Dataset rows for apps and sites
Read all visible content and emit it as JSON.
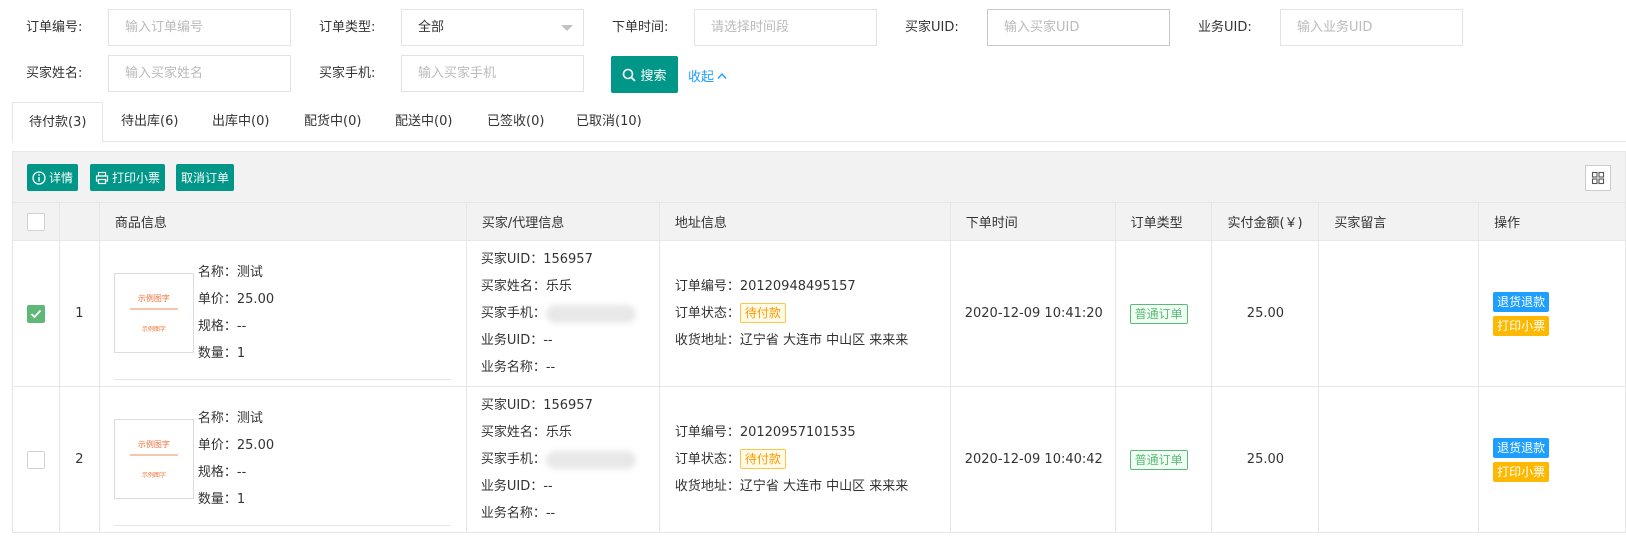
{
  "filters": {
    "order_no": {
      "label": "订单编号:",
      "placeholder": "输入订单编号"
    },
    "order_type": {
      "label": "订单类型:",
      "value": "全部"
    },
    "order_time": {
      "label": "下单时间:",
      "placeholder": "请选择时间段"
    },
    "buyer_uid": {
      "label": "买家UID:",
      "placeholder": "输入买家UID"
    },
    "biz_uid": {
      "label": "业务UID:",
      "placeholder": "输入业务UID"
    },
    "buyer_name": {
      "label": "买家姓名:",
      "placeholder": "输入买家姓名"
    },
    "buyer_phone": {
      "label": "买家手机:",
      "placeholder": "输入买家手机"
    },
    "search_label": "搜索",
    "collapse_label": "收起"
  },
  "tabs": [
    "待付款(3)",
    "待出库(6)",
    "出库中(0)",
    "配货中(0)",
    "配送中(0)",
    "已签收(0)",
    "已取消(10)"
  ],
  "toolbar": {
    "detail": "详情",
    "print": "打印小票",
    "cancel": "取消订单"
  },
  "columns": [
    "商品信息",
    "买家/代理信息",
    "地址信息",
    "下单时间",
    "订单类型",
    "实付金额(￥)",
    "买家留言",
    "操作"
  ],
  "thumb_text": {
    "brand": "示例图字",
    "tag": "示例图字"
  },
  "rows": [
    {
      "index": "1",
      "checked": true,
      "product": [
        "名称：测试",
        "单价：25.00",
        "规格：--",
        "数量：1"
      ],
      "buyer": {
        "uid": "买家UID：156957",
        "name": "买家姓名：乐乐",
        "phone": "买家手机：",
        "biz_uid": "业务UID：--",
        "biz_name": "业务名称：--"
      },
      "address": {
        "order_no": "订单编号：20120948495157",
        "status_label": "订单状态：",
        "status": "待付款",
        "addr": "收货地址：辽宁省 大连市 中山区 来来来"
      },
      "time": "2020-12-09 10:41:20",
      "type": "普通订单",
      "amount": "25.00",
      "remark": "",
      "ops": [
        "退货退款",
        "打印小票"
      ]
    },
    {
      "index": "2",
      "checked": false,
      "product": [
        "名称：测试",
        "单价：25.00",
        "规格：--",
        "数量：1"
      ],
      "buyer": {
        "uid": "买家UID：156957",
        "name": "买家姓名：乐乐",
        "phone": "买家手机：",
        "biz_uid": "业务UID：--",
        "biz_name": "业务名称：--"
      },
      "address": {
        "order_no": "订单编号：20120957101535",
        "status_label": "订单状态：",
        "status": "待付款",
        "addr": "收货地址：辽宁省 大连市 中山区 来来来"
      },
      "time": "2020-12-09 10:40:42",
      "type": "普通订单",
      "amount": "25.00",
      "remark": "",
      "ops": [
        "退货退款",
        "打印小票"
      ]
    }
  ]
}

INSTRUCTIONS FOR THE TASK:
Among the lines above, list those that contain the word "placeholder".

COMPLETED TASK:
      "placeholder": "输入订单编号"
      "placeholder": "请选择时间段"
      "placeholder": "输入买家UID"
      "placeholder": "输入业务UID"
      "placeholder": "输入买家姓名"
      "placeholder": "输入买家手机"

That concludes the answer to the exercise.